A bold Franklin Gothic is quite different. To my mind, Morris Fuller Benton gave it roughness that borders on the brutal. By blending the two, we can make a new font with a look of its own. But it’s not a good idea. (Cross a dachshund with a St Bernard, and you get a mongrel that chases into holes in the ground to rescue mountaineers.)

Preparing the base fonts will take a while. Each design must match the other, character by character, Bézier point for Bézier point. Making sure they do calls for careful work.

The letters g in Frutiger and Franklin Gothic have different structure. Blending them won’t do.

We can make a new letter g in Franklin Gothic from the letter d and the letter f, upside-down. It will blend with the letter g in Frutiger. We can now proceed.

The result: bland and flawed

At first glance, the blend doesn’t look bad. But a closer look will reveal disappointing details. Here are three.

At the stem, the white countershape in the letter b looks lumpy. This is hardly surprising. One of the base fonts has a curve where the other has corners.

The inside and outside curves of the letter c have different shapes. It tapers awkwardly from thick to thin.

The letter s is too light, especially in the middle, and looks ready to fall over backwards. The shape will need more work.

Two disadvantages

Blending Frutiger and Franklin Gothic is not a quick shortcut. Preparing them takes time. And the new typeface would need a lot of work before it could be used. It doesn’t have much character. After our toil, what have we got to show for it? A faceless average. That’s one drawback.
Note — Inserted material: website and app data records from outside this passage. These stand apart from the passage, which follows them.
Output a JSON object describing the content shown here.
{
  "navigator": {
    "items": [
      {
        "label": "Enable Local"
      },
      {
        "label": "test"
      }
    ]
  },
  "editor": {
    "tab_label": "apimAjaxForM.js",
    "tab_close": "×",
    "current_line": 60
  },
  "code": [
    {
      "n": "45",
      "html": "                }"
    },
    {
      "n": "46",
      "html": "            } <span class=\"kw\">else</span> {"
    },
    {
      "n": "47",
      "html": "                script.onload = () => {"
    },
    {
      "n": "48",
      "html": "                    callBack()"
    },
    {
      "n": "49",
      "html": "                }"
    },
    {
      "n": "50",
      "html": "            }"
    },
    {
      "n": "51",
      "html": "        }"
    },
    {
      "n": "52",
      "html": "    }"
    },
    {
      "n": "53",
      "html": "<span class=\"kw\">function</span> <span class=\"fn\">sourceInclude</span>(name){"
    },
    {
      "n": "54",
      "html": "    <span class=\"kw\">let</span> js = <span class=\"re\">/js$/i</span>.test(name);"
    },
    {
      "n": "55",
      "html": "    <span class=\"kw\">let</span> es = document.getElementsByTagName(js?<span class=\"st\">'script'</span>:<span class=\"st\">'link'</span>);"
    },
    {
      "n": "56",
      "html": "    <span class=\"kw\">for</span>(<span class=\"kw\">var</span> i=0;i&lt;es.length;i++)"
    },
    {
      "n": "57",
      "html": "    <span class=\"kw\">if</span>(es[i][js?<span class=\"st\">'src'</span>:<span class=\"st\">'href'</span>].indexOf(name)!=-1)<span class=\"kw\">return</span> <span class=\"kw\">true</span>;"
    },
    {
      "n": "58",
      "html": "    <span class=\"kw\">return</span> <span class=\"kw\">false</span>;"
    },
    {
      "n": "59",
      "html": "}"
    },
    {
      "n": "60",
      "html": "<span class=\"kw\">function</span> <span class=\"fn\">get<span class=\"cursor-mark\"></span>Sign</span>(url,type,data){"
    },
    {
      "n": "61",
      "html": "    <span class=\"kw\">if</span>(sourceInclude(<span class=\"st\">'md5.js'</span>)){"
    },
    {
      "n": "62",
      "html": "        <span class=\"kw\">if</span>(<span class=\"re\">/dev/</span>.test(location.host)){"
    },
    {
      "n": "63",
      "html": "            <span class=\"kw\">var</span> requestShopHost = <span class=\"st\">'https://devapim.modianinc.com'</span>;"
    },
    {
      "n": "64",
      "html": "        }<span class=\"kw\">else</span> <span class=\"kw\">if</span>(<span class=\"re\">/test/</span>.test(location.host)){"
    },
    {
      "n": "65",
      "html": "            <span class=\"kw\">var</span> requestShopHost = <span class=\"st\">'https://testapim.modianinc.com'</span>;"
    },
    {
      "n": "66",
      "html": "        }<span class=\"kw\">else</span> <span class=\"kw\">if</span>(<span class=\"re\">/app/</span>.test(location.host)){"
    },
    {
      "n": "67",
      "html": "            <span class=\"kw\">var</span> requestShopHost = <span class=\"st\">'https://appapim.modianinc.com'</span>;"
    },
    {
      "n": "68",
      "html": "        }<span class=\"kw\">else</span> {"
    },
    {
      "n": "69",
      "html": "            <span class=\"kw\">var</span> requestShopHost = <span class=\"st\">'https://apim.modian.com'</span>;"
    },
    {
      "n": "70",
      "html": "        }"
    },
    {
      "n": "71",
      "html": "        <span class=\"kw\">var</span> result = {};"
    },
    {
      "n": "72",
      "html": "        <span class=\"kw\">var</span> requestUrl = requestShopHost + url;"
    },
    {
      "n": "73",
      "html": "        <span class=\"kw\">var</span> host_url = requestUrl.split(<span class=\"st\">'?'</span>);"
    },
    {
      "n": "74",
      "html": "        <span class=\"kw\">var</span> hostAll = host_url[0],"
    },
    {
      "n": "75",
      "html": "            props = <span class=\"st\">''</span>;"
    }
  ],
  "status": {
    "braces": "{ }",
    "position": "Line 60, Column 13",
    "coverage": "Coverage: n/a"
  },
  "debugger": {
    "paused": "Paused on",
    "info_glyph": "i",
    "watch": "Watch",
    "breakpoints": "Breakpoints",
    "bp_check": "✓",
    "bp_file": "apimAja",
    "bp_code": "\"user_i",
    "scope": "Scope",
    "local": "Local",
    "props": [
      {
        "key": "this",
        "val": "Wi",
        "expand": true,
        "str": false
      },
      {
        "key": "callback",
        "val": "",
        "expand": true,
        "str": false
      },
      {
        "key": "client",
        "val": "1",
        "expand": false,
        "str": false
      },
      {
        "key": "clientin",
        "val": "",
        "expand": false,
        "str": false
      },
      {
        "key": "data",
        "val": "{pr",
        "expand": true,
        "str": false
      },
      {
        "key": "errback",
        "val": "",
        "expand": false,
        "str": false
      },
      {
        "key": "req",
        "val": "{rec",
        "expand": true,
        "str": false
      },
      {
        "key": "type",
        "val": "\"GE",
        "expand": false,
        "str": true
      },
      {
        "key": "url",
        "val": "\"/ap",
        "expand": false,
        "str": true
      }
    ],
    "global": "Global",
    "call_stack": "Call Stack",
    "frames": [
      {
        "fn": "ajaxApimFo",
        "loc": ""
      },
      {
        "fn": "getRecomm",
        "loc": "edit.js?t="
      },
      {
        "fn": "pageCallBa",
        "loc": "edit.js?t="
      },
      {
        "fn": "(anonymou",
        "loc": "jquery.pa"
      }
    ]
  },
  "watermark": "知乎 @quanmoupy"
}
The other is this. Rendering other peoples work doesn’t get you far. A blend of two existing typefaces doesn’t express your ideas about your ideal sans-serif. If the new type doesn’t show your own convictions, what is the point of doing all that work?

Notes on type design. Copyright © 1998, 2001, 2022 Gunnlaugur SE Briem. All rights reserved. Republished with permission in 2022 by Fontlab Ltd.